The research shows that a significant number of high-potential leaders are at high risk to derail. More than a quarter of leaders (26 percent) who were rated by their bosses as having high potential also were seen by their bosses as having high risk of career derailment. In addition, the research showed that those who greatly overstate their abilities are 6.2 times more likely to be rated as a derailment risk by their bosses than those with accurate self-awareness.
“Because there is such a high risk that rising stars may derail at some point in their careers, accurately identifying high-potential leaders is not enough,” said Stu Crandell, Korn Ferry senior vice president, Korn Ferry Institute. “Organizations must diagnose and treat derailment risks to keep their leadership bench strong.”
The Korn Ferry research analyzed derailment risks in several dimensions of leadership, including competencies, traits and drivers.
Competencies are the basic skills or abilities a leader needs to succeed, such as strategic mindset and decision quality. When Korn Ferry researchers analyzed results of 360° assessments, they found that high scores on negative stallers and stoppers are more predictive of derailment than simply low scores on needed competencies.
Those stallers and stoppers included: key skill deficiencies, failure to staff effectively, being non-strategic, failure to build a team, and overdependence on a single skill.
Traits are personality characteristics that could be considered “hard wired” such as social astuteness and general cognitive capacity. While leaders can strengthen desired traits, it is much more difficult than developing competencies.
Korn Ferry has identified several traits that are associated with derailment including volatility, micromanagement and being 'closed' which often means being unable to take advantage of different perspectives and being resistant to change.
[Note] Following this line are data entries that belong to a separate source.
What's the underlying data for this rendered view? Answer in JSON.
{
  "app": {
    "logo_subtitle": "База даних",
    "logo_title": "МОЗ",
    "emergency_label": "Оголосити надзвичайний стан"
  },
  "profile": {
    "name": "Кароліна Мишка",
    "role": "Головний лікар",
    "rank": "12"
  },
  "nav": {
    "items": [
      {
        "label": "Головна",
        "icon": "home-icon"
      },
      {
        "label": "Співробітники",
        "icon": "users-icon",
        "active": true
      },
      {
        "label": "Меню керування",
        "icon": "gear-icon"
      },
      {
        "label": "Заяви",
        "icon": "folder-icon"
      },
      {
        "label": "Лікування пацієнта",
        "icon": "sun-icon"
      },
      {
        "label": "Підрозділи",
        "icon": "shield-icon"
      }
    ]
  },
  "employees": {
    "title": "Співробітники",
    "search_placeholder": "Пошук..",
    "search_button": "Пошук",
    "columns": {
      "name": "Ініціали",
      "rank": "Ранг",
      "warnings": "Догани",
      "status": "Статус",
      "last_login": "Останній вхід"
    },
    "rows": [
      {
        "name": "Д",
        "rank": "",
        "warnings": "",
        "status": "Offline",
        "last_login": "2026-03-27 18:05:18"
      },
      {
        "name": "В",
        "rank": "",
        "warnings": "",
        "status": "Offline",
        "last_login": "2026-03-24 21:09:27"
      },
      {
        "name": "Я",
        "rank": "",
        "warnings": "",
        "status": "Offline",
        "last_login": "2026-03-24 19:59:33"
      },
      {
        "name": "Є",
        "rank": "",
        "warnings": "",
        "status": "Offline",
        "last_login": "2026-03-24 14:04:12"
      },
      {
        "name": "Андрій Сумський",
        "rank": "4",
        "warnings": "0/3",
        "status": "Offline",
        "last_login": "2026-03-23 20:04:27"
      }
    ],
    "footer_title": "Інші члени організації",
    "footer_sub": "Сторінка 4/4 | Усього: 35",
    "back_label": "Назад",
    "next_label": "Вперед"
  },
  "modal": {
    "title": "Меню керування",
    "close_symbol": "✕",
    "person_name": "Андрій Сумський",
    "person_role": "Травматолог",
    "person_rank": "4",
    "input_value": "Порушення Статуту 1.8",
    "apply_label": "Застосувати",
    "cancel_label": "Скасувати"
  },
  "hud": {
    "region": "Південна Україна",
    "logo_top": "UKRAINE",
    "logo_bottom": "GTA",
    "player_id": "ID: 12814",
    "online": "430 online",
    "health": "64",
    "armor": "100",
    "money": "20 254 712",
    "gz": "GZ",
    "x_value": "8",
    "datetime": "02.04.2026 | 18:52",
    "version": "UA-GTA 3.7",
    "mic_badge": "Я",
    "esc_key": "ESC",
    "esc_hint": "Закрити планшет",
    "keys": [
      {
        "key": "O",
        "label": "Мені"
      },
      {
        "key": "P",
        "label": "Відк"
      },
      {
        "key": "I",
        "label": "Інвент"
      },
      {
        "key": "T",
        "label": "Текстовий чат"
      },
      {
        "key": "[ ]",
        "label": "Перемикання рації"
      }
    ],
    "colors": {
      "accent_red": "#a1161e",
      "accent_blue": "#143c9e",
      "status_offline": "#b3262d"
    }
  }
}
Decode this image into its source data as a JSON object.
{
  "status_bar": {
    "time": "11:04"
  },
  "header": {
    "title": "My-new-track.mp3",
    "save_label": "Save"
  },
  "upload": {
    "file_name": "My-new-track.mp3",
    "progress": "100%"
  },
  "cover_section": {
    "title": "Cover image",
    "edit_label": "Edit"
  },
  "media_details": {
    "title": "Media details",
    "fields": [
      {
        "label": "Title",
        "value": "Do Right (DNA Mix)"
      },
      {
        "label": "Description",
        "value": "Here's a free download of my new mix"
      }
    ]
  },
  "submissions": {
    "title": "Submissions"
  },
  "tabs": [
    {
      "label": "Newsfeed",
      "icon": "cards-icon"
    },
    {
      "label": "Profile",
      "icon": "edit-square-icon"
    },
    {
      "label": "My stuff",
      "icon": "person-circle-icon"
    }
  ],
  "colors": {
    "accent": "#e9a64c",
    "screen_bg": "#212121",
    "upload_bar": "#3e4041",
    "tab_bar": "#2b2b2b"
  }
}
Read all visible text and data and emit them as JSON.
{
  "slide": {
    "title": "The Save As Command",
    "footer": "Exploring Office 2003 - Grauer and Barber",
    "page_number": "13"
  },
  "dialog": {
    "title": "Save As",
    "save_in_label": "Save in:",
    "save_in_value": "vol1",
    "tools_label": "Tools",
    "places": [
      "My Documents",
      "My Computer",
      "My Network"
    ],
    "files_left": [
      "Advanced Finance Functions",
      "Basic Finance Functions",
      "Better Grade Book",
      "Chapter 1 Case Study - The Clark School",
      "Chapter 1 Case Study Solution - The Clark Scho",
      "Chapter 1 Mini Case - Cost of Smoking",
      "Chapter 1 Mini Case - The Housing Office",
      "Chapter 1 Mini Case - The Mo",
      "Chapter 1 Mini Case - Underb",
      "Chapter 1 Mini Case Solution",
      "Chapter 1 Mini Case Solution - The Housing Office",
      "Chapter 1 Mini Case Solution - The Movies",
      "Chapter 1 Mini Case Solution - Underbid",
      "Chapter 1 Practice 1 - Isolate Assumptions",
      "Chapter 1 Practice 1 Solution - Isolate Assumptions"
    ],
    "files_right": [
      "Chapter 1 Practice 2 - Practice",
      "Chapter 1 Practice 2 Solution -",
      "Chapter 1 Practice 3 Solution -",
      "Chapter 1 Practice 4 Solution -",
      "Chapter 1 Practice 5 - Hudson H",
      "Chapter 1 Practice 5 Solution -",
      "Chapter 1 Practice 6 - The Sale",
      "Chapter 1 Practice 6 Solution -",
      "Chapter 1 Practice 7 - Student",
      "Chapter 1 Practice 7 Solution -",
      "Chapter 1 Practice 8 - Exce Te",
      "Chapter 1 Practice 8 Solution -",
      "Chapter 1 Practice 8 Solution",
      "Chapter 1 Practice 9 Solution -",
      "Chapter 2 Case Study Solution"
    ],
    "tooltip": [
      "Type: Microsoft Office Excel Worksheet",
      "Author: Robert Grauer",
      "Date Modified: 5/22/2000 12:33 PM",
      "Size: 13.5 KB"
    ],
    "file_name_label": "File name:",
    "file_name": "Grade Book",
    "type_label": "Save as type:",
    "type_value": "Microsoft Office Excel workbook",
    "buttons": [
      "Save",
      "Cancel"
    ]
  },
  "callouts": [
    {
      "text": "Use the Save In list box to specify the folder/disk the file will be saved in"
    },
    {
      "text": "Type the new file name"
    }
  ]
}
“Traits also can contribute to derailment when their presence is too strong or too weak,” said Crandell. “For example, trust, optimism, and social affiliation seem positive, but too much of these traits may make leaders excessively hands-off. On the flip side, insufficient doses of humility, composure and self-awareness can come across to others as entitlement or volatility.”
What personally motivates and drives leaders is directly connected to how engaged they are on the job, and low engagement is a key indicator of derailment.
Often, the lack of engagement is due to poor cultural fit—a mismatch between the leader’s motivators and what gets rewarded in the culture of the organization. For example, one very potent driver is power—the motivation to attain work-related status, visibility, responsibility, and influence. Those who work in a competitive environment and have this driver would excel. Conversely, those engaged in a collaborative culture may flounder.
Overcoming the obstacles
According to Crandell, assessment, intervention and development are key to helping leaders overcome potential hurdles in their careers. “It’s important to assess for the good and the bad, and to create a development culture where leaders become more self-aware of possible shortcomings and how to overcome them with the help of their organization.”
About the research
Korn Ferry researchers analyzed nearly 40,000 360-degree surveys and more than 9,000 self-assessments of leaders across the globe and compiled the results in December 2014.
About Korn Ferry
Korn Ferry is the preeminent authority on leadership and talent. For nearly half a century, clients have trusted us to recruit world-class leaders. Today, we are their partner in designing organizational strategy and developing their people to achieve unimaginable success.